--- Work request ---
Reproduce each record below exactly as written.

Website and app data records
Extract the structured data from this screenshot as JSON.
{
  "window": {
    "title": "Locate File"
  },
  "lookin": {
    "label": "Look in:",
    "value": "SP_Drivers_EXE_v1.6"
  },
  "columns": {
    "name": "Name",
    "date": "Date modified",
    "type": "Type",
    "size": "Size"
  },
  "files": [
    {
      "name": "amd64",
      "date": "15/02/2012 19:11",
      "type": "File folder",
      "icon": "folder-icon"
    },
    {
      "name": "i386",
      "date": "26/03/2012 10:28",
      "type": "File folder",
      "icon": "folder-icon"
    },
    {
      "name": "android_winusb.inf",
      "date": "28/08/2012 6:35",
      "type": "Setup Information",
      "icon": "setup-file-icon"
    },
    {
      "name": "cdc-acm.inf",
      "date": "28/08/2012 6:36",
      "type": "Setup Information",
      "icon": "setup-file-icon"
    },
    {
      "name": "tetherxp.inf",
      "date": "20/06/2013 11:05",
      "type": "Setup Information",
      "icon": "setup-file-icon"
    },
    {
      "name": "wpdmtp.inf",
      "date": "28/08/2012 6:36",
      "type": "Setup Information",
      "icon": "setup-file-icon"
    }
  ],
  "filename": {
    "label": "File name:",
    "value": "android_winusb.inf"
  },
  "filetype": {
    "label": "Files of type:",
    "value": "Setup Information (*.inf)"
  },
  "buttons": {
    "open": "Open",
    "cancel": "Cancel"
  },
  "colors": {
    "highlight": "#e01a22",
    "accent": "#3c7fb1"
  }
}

--- Solution for this problem ---
Extract the structured data from this screenshot as JSON.
{
  "window": {
    "title": "Locate File"
  },
  "lookin": {
    "label": "Look in:",
    "value": "SP_Drivers_EXE_v1.6"
  },
  "columns": {
    "name": "Name",
    "date": "Date modified",
    "type": "Type",
    "size": "Size"
  },
  "files": [
    {
      "name": "amd64",
      "date": "15/02/2012 19:11",
      "type": "File folder",
      "icon": "folder-icon"
    },
    {
      "name": "i386",
      "date": "26/03/2012 10:28",
      "type": "File folder",
      "icon": "folder-icon"
    },
    {
      "name": "android_winusb.inf",
      "date": "28/08/2012 6:35",
      "type": "Setup Information",
      "icon": "setup-file-icon"
    },
    {
      "name": "cdc-acm.inf",
      "date": "28/08/2012 6:36",
      "type": "Setup Information",
      "icon": "setup-file-icon"
    },
    {
      "name": "tetherxp.inf",
      "date": "20/06/2013 11:05",
      "type": "Setup Information",
      "icon": "setup-file-icon"
    },
    {
      "name": "wpdmtp.inf",
      "date": "28/08/2012 6:36",
      "type": "Setup Information",
      "icon": "setup-file-icon"
    }
  ],
  "filename": {
    "label": "File name:",
    "value": "android_winusb.inf"
  },
  "filetype": {
    "label": "Files of type:",
    "value": "Setup Information (*.inf)"
  },
  "buttons": {
    "open": "Open",
    "cancel": "Cancel"
  },
  "colors": {
    "highlight": "#e01a22",
    "accent": "#3c7fb1"
  }
}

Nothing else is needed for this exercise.